Catalog Data

Author:
Chon-Smith, Chong http://id.loc.gov/authorities/names/n2015000495 http://viaf.org/viaf/313287623  Search this
Physical description:
x, 190 pages ; 24 cm
Type:
Books
Criticism, interpretation, etc
History
Place:
United States
Date:
2015
20th century
Contents:
Introduction: Racial Magnetism in Post-Civil Rights America -- The Asian American Writing Movement and Blackness: Race and Gender Politics in Asian American Anthologies -- Yellow Bodies, Black Sweat: Yao Ming, Ichiro Suzuki, and Global Sport -- "I'm Michael Jackson, You Tito": Kung-Fu Fighters and Hip-Hop Buddies in Martial Arts Buddy Films -- Afro-Asian Rhythms and Rhymes: The Hip-Hop and Spoken Word Lyricists of I Was Born with Two Tongues and the Mountain Brothers -- Conclusion: Critical Reflections on Race, Class, Empire, and the "Pains of Modernity."

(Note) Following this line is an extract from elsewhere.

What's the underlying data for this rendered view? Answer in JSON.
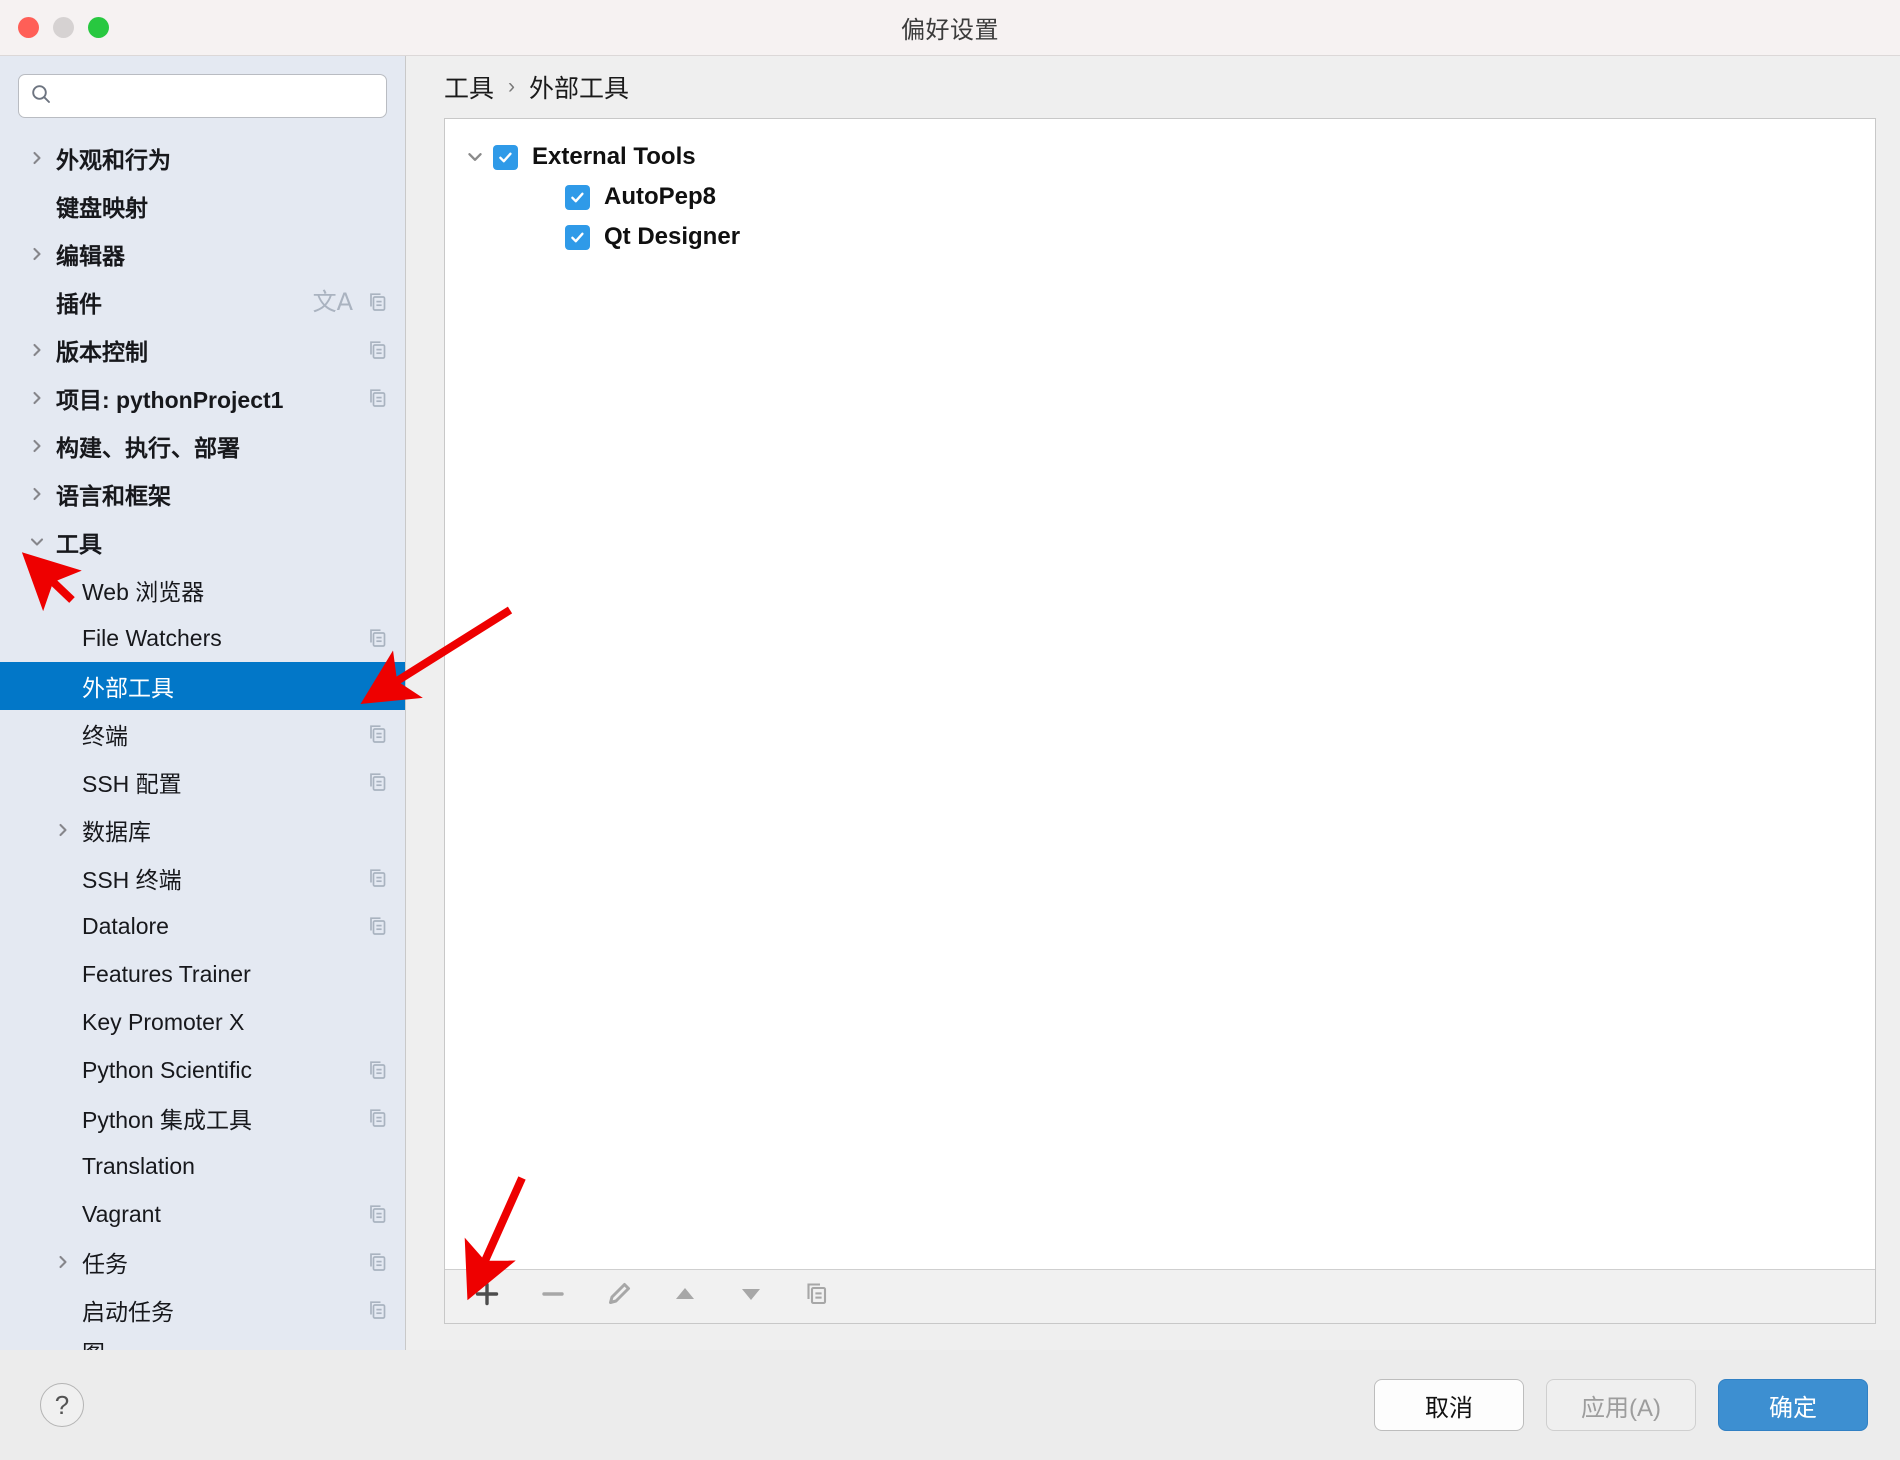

Summary:
"East Meets Black examines the making and remaking of race and masculinity through the racialization of Asian and black men, confronting this important white stratagem to secure class and racial privilege, wealth, and status in the post-civil rights era. Indeed, Asian and black men in neoliberal America are cast by white supremacy as oppositional. Through this opposition in the US racial hierarchy, Chong Chon-Smith argues that Asian and black men are positioned along binaries--brain/body, diligent/lazy, nerd/criminal, culture/genetics, student/convict, and technocrat/athlete--in what he terms "racial magnetism." Via this concept, East Meets Black traces the national conversations that oppose black and Asian masculinities but also the Afro-Asian counterpoints in literature, film, popular sport, hip hop music, performance arts, and internet subcultures. Chon-Smith highlights the spectacle and performance of baseball players such as Ichiro Suzuki within global multiculturalism and the racially coded controversy between Yao Ming and Shaquille O'Neal in transnational basketball. Further, he assesses the prominence of martial arts buddy films such as Romeo Must Die and Rush Hour that produce Afro-Asian solidarity in mainstream Hollywood cinema. Finally, Chon-Smith explores how the Afro-Asian cultural fusions in hip hop open up possibilities for the creation of alternative subcultures, to disrupt myths of black pathology and the Asian model minority"-- Provided by publisher
Topic:
African Americans--Relations with Asian Americans  Search this
Asian Americans--Ethnic identity  Search this
African American men in popular culture  Search this
Asian American men in popular culture  Search this
Masculinity--Social aspects  Search this
American literature--Minority authors--History and criticism  Search this
Race relations  Search this
History  Search this
Ethnic relations  Search this
Data Source:
Smithsonian Libraries
EDAN-URL:
edanmdm:siris_sil_1110628